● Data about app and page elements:
★ ★ ★

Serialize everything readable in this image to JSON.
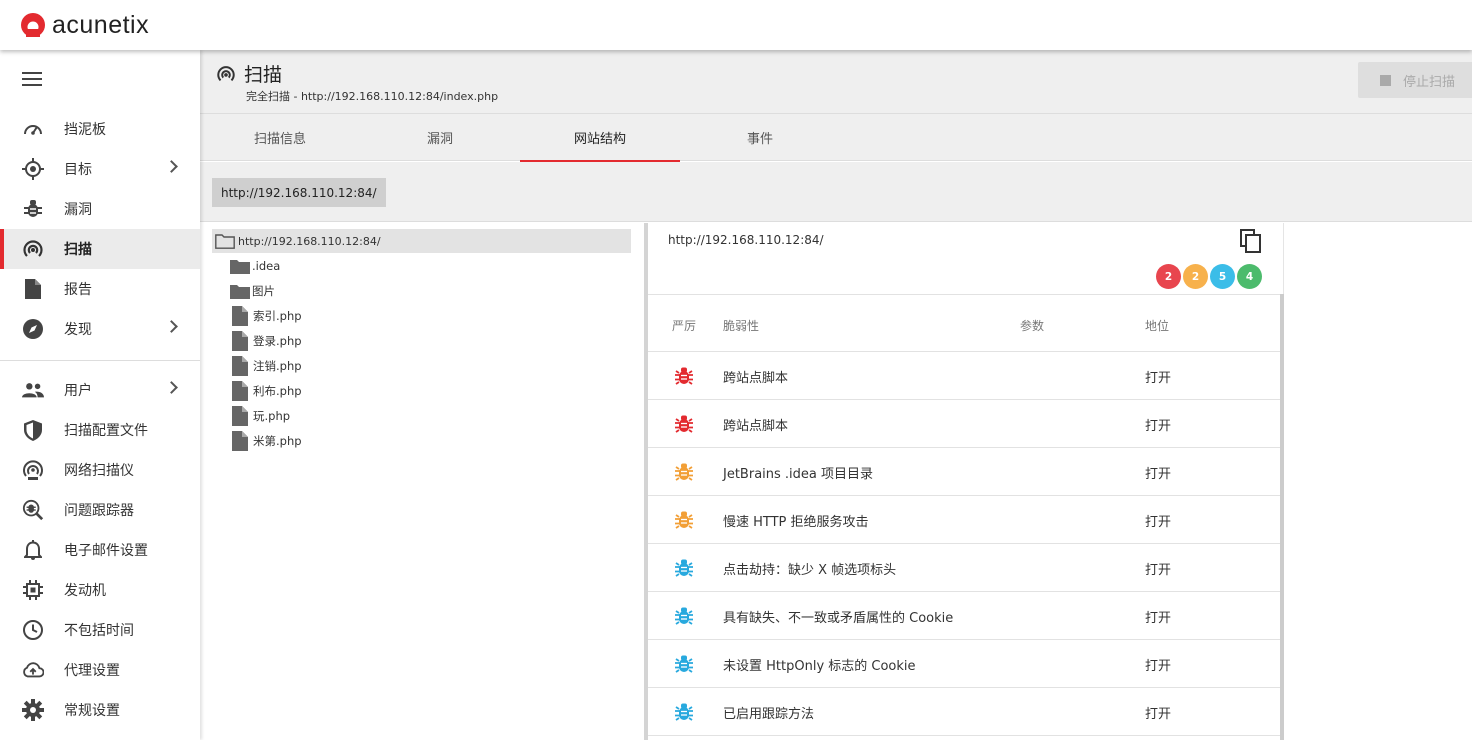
{
  "app": {
    "name": "acunetix",
    "brand_color": "#e32a2f"
  },
  "sidebar": {
    "items": [
      {
        "label": "挡泥板",
        "icon": "dashboard-gauge-icon",
        "chevron": false
      },
      {
        "label": "目标",
        "icon": "target-crosshair-icon",
        "chevron": true
      },
      {
        "label": "漏洞",
        "icon": "bug-icon",
        "chevron": false
      },
      {
        "label": "扫描",
        "icon": "scan-radar-icon",
        "chevron": false,
        "active": true
      },
      {
        "label": "报告",
        "icon": "report-file-icon",
        "chevron": false
      },
      {
        "label": "发现",
        "icon": "compass-icon",
        "chevron": true
      }
    ],
    "items2": [
      {
        "label": "用户",
        "icon": "users-icon",
        "chevron": true
      },
      {
        "label": "扫描配置文件",
        "icon": "shield-icon"
      },
      {
        "label": "网络扫描仪",
        "icon": "network-scanner-icon"
      },
      {
        "label": "问题跟踪器",
        "icon": "issue-tracker-icon"
      },
      {
        "label": "电子邮件设置",
        "icon": "bell-icon"
      },
      {
        "label": "发动机",
        "icon": "engine-chip-icon"
      },
      {
        "label": "不包括时间",
        "icon": "clock-icon"
      },
      {
        "label": "代理设置",
        "icon": "cloud-upload-icon"
      },
      {
        "label": "常规设置",
        "icon": "gear-icon"
      }
    ]
  },
  "header": {
    "title": "扫描",
    "subtitle": "完全扫描 - http://192.168.110.12:84/index.php",
    "stop_label": "停止扫描"
  },
  "tabs": [
    {
      "label": "扫描信息"
    },
    {
      "label": "漏洞"
    },
    {
      "label": "网站结构",
      "active": true
    },
    {
      "label": "事件"
    }
  ],
  "breadcrumb": "http://192.168.110.12:84/",
  "tree": {
    "root": "http://192.168.110.12:84/",
    "items": [
      {
        "label": ".idea",
        "type": "folder"
      },
      {
        "label": "图片",
        "type": "folder"
      },
      {
        "label": "索引.php",
        "type": "file"
      },
      {
        "label": "登录.php",
        "type": "file"
      },
      {
        "label": "注销.php",
        "type": "file"
      },
      {
        "label": "利布.php",
        "type": "file"
      },
      {
        "label": "玩.php",
        "type": "file"
      },
      {
        "label": "米第.php",
        "type": "file"
      }
    ]
  },
  "detail": {
    "url": "http://192.168.110.12:84/",
    "counts": [
      {
        "value": "2",
        "color": "#e8454e"
      },
      {
        "value": "2",
        "color": "#f7b14c"
      },
      {
        "value": "5",
        "color": "#3bbde8"
      },
      {
        "value": "4",
        "color": "#4cbb6c"
      }
    ],
    "columns": {
      "severity": "严厉",
      "vulnerability": "脆弱性",
      "parameter": "参数",
      "status": "地位"
    },
    "rows": [
      {
        "severity": "high",
        "color": "#e32a2f",
        "name": "跨站点脚本",
        "status": "打开"
      },
      {
        "severity": "high",
        "color": "#e32a2f",
        "name": "跨站点脚本",
        "status": "打开"
      },
      {
        "severity": "medium",
        "color": "#f29f36",
        "name": "JetBrains .idea 项目目录",
        "status": "打开"
      },
      {
        "severity": "medium",
        "color": "#f29f36",
        "name": "慢速 HTTP 拒绝服务攻击",
        "status": "打开"
      },
      {
        "severity": "low",
        "color": "#28a9de",
        "name": "点击劫持：缺少 X 帧选项标头",
        "status": "打开"
      },
      {
        "severity": "low",
        "color": "#28a9de",
        "name": "具有缺失、不一致或矛盾属性的 Cookie",
        "status": "打开"
      },
      {
        "severity": "low",
        "color": "#28a9de",
        "name": "未设置 HttpOnly 标志的 Cookie",
        "status": "打开"
      },
      {
        "severity": "low",
        "color": "#28a9de",
        "name": "已启用跟踪方法",
        "status": "打开"
      }
    ]
  }
}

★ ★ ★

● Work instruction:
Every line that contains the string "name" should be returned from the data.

● Output of the exercise:
    "name": "acunetix",
        "name": "跨站点脚本",
        "name": "跨站点脚本",
        "name": "JetBrains .idea 项目目录",
        "name": "慢速 HTTP 拒绝服务攻击",
        "name": "点击劫持：缺少 X 帧选项标头",
        "name": "具有缺失、不一致或矛盾属性的 Cookie",
        "name": "未设置 HttpOnly 标志的 Cookie",
        "name": "已启用跟踪方法",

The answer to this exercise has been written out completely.